◆ Activity ◆
For the listing below, report all lines that hold the word "previous".

◆ Input ◆
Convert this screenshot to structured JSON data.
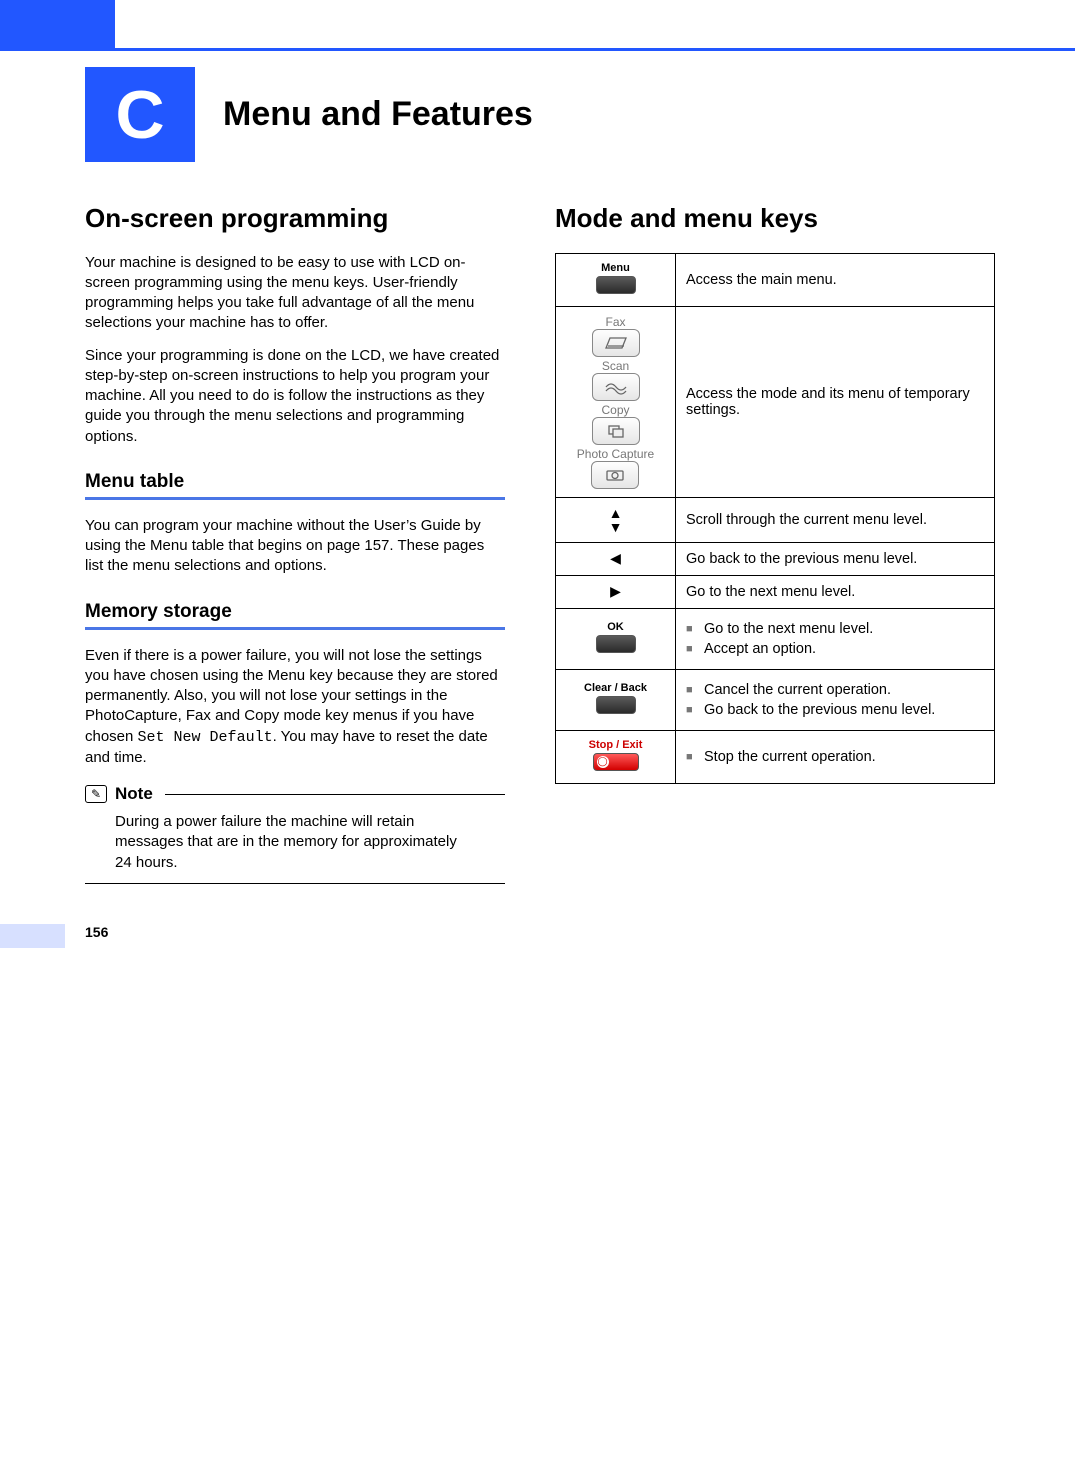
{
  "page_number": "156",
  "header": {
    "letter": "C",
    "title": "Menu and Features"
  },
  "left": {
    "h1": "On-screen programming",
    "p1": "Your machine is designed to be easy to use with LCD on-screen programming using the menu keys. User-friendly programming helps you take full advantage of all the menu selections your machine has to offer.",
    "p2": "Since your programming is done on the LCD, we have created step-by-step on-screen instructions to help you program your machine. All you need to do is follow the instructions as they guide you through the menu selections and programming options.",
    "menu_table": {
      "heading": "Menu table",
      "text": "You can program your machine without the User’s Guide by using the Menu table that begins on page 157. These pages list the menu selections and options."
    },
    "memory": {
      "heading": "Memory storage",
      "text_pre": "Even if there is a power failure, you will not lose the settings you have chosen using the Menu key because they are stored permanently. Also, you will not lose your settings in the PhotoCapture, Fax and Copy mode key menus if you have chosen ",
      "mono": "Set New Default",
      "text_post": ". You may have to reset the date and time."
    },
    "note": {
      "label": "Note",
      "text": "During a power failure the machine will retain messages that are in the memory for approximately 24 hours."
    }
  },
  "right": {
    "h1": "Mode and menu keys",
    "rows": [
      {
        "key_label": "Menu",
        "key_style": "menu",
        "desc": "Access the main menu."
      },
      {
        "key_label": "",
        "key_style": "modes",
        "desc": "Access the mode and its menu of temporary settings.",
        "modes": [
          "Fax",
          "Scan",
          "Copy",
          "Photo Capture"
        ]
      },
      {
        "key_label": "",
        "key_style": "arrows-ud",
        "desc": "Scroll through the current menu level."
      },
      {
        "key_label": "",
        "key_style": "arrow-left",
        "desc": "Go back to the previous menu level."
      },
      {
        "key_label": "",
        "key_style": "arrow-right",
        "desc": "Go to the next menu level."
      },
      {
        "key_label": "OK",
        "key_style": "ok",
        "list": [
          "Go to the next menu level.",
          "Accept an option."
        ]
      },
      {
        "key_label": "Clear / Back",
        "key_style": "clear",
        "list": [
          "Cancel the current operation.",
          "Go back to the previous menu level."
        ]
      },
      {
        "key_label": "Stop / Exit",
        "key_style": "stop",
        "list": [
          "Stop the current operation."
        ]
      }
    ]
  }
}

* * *

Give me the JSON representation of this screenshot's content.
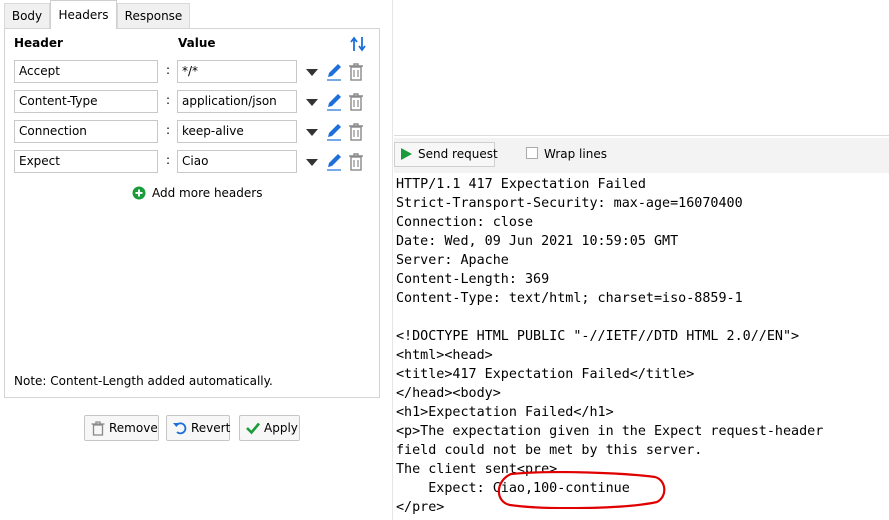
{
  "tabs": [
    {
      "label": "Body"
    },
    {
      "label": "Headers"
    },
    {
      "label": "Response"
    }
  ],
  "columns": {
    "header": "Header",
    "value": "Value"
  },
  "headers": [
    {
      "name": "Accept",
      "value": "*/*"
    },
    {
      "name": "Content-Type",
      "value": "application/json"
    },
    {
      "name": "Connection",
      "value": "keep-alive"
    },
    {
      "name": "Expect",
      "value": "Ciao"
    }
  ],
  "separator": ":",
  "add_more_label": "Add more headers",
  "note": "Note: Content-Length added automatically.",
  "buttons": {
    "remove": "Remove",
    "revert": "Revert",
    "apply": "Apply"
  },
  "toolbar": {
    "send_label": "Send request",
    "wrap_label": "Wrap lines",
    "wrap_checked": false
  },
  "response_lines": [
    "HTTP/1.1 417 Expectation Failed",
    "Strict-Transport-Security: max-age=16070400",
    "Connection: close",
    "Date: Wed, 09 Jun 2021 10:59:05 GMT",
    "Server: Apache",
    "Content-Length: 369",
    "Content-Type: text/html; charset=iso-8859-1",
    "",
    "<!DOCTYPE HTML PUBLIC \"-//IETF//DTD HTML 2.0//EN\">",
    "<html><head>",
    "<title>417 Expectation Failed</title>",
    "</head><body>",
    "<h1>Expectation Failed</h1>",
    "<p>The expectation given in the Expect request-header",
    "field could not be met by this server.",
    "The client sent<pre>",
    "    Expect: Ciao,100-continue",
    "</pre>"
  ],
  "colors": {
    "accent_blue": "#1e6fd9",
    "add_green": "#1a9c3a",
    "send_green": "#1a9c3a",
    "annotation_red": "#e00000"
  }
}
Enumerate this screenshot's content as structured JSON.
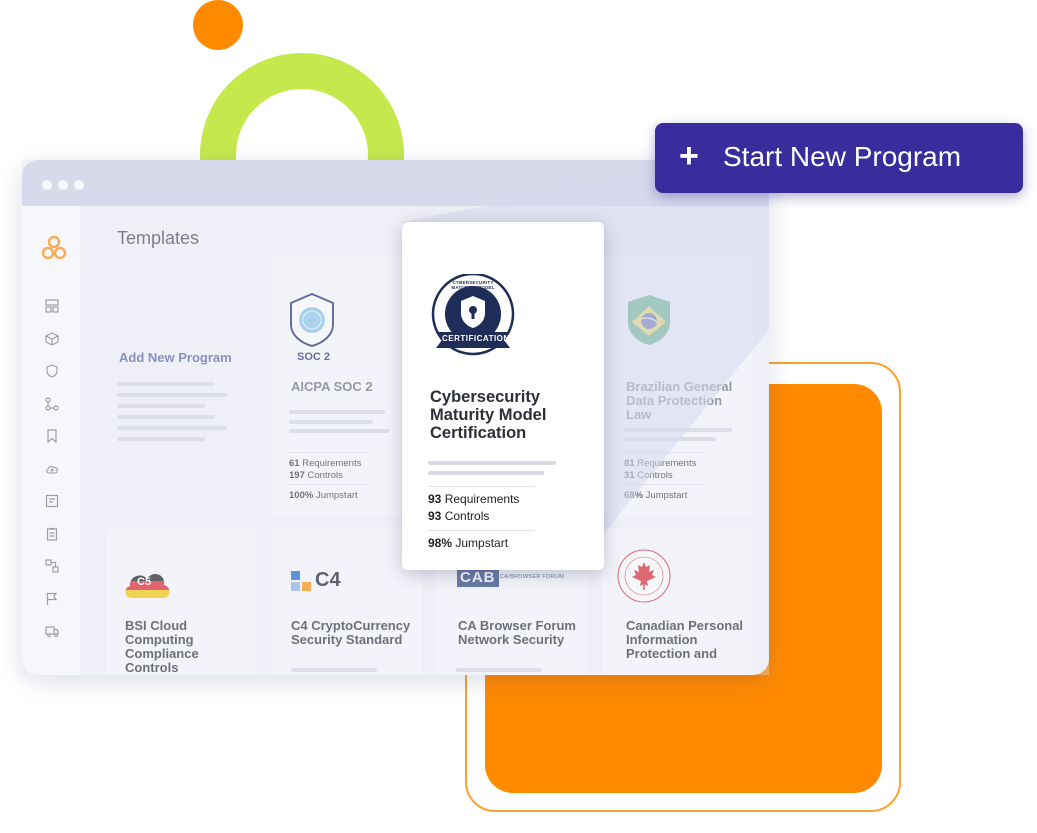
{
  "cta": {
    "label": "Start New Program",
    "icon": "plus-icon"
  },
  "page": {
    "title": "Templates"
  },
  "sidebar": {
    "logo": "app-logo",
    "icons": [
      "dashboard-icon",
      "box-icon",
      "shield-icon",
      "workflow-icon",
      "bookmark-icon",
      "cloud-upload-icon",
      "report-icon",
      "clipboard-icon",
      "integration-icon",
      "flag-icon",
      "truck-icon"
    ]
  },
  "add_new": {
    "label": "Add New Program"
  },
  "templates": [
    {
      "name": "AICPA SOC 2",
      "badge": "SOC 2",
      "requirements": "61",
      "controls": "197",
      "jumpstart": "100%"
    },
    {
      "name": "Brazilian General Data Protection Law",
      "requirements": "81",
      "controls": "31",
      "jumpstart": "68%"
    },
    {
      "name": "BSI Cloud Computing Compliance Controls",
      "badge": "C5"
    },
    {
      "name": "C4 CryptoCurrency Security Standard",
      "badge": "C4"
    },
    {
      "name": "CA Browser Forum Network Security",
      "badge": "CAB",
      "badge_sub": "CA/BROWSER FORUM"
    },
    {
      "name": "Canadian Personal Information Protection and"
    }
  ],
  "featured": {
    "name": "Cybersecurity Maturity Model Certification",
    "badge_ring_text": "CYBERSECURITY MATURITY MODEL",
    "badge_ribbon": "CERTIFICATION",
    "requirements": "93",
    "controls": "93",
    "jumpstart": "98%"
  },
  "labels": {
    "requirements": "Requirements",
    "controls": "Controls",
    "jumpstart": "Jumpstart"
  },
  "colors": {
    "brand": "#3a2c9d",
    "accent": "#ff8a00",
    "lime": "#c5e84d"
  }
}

◆ Output of the exercise ◆
        "desc": "Go back to the previous menu level."
          "Go back to the previous menu level."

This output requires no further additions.